* YOUR INSTRUCTIONS *
Go through the records line by line. Report how many lines contain "active", with nothing else.

* EXERCISE DATA *

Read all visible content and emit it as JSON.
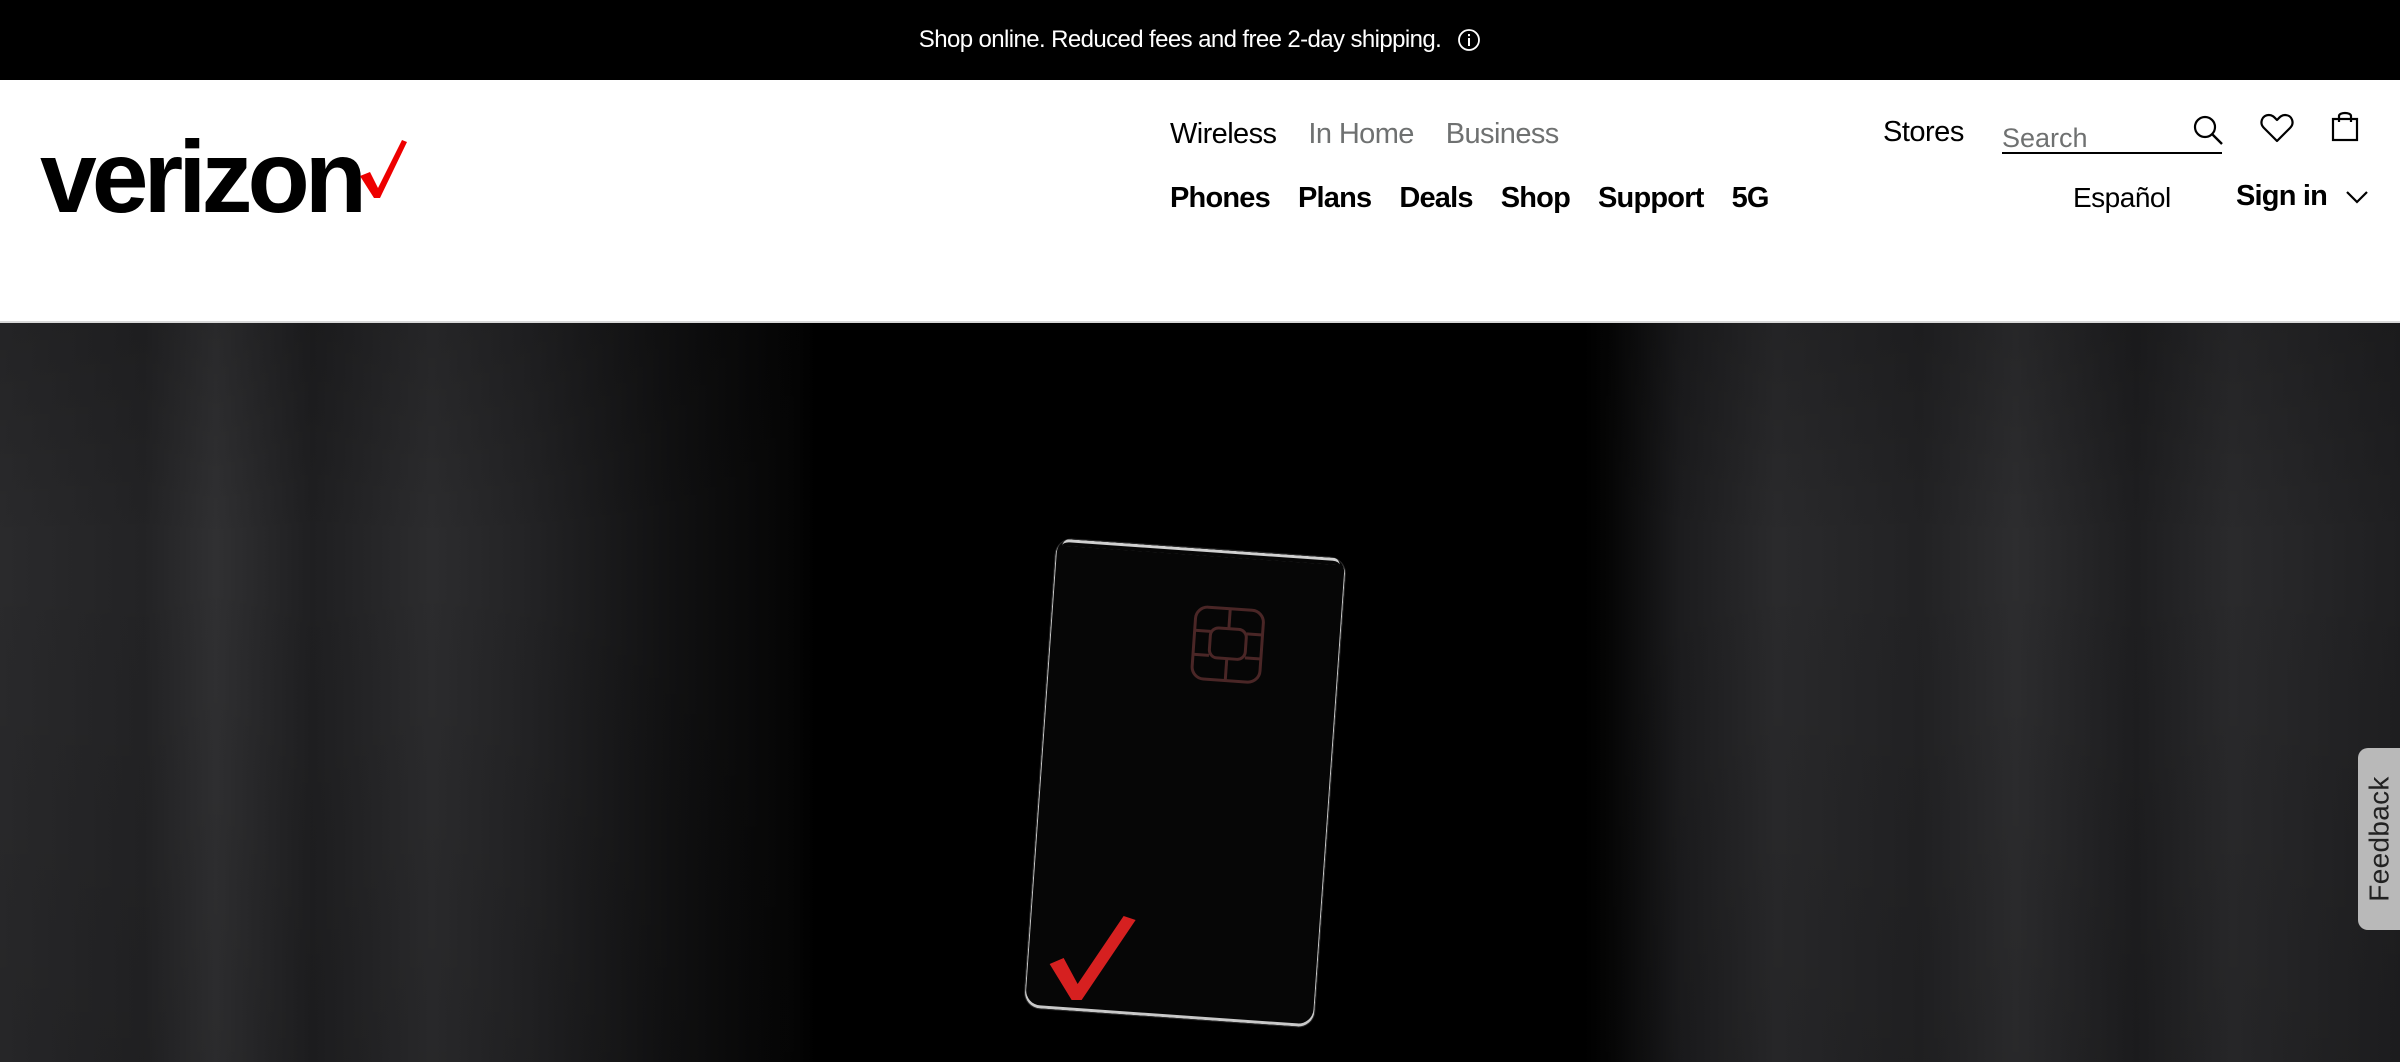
{
  "topbar": {
    "message": "Shop online. Reduced fees and free 2-day shipping.",
    "info_icon": "info-icon"
  },
  "header": {
    "logo_text": "verizon",
    "brand_color": "#ee0000",
    "nav_top": [
      {
        "label": "Wireless",
        "active": true
      },
      {
        "label": "In Home",
        "active": false
      },
      {
        "label": "Business",
        "active": false
      }
    ],
    "nav_main": [
      "Phones",
      "Plans",
      "Deals",
      "Shop",
      "Support",
      "5G"
    ],
    "stores_label": "Stores",
    "search": {
      "placeholder": "Search",
      "value": ""
    },
    "icons": [
      "search-icon",
      "heart-icon",
      "shopping-bag-icon",
      "chevron-down-icon"
    ],
    "espanol_label": "Español",
    "signin_label": "Sign in"
  },
  "feedback": {
    "label": "Feedback"
  }
}
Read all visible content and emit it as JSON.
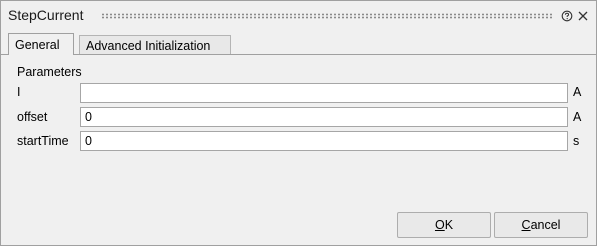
{
  "window": {
    "title": "StepCurrent",
    "help_icon": "help-circle-icon",
    "close_icon": "close-icon"
  },
  "tabs": [
    {
      "label": "General",
      "active": true
    },
    {
      "label": "Advanced Initialization",
      "active": false
    }
  ],
  "parameters": {
    "section_label": "Parameters",
    "rows": [
      {
        "label": "I",
        "value": "",
        "unit": "A"
      },
      {
        "label": "offset",
        "value": "0",
        "unit": "A"
      },
      {
        "label": "startTime",
        "value": "0",
        "unit": "s"
      }
    ]
  },
  "buttons": {
    "ok_mnemonic": "O",
    "ok_rest": "K",
    "cancel_mnemonic": "C",
    "cancel_rest": "ancel"
  }
}
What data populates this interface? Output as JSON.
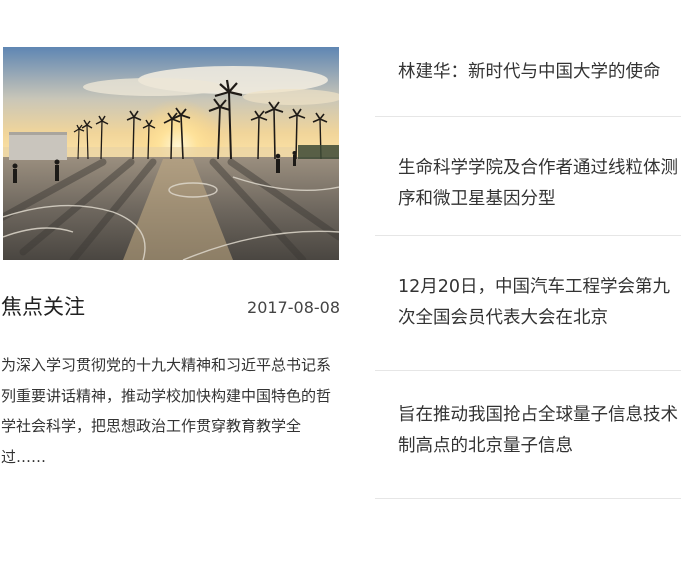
{
  "feature": {
    "title": "焦点关注",
    "date": "2017-08-08",
    "summary": "为深入学习贯彻党的十九大精神和习近平总书记系列重要讲话精神，推动学校加快构建中国特色的哲学社会科学，把思想政治工作贯穿教育教学全过……",
    "image_subject": "sunset basketball court with palm trees"
  },
  "news": [
    {
      "text": "林建华：新时代与中国大学的使命"
    },
    {
      "text": "生命科学学院及合作者通过线粒体测序和微卫星基因分型"
    },
    {
      "text": "12月20日，中国汽车工程学会第九次全国会员代表大会在北京"
    },
    {
      "text": "旨在推动我国抢占全球量子信息技术制高点的北京量子信息"
    }
  ],
  "colors": {
    "text": "#333333",
    "divider": "#e6e6e6",
    "sky_top": "#6a8fb8",
    "sun": "#ffd98a",
    "court": "#8f8579"
  }
}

* EXERCISE SOLUTION *
5